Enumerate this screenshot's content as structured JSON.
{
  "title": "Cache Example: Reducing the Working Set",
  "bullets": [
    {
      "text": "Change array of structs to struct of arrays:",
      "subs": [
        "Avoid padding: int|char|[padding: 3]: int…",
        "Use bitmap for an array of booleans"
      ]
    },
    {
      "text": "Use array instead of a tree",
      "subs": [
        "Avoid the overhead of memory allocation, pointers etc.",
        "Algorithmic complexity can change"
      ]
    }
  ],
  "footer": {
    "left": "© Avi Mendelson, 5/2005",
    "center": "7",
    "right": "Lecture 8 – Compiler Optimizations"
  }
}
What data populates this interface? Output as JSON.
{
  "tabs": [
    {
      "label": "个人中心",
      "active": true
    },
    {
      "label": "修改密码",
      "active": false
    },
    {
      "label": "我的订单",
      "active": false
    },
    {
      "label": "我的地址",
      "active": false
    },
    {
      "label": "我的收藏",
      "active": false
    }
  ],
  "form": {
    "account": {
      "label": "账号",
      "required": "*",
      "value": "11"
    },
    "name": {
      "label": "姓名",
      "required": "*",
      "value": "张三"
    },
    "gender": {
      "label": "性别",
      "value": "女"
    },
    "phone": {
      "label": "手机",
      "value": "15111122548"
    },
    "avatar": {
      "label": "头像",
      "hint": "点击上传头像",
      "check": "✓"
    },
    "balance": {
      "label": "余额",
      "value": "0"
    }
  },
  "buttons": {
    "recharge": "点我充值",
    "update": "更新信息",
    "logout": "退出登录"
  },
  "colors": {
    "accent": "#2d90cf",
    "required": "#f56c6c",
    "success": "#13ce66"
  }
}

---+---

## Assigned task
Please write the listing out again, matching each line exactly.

## Solution for this problem
Enumerate this screenshot's content as structured JSON.
{
  "title": "Cache Example: Reducing the Working Set",
  "bullets": [
    {
      "text": "Change array of structs to struct of arrays:",
      "subs": [
        "Avoid padding: int|char|[padding: 3]: int…",
        "Use bitmap for an array of booleans"
      ]
    },
    {
      "text": "Use array instead of a tree",
      "subs": [
        "Avoid the overhead of memory allocation, pointers etc.",
        "Algorithmic complexity can change"
      ]
    }
  ],
  "footer": {
    "left": "© Avi Mendelson, 5/2005",
    "center": "7",
    "right": "Lecture 8 – Compiler Optimizations"
  }
}
What data populates this interface? Output as JSON.
{
  "tabs": [
    {
      "label": "个人中心",
      "active": true
    },
    {
      "label": "修改密码",
      "active": false
    },
    {
      "label": "我的订单",
      "active": false
    },
    {
      "label": "我的地址",
      "active": false
    },
    {
      "label": "我的收藏",
      "active": false
    }
  ],
  "form": {
    "account": {
      "label": "账号",
      "required": "*",
      "value": "11"
    },
    "name": {
      "label": "姓名",
      "required": "*",
      "value": "张三"
    },
    "gender": {
      "label": "性别",
      "value": "女"
    },
    "phone": {
      "label": "手机",
      "value": "15111122548"
    },
    "avatar": {
      "label": "头像",
      "hint": "点击上传头像",
      "check": "✓"
    },
    "balance": {
      "label": "余额",
      "value": "0"
    }
  },
  "buttons": {
    "recharge": "点我充值",
    "update": "更新信息",
    "logout": "退出登录"
  },
  "colors": {
    "accent": "#2d90cf",
    "required": "#f56c6c",
    "success": "#13ce66"
  }
}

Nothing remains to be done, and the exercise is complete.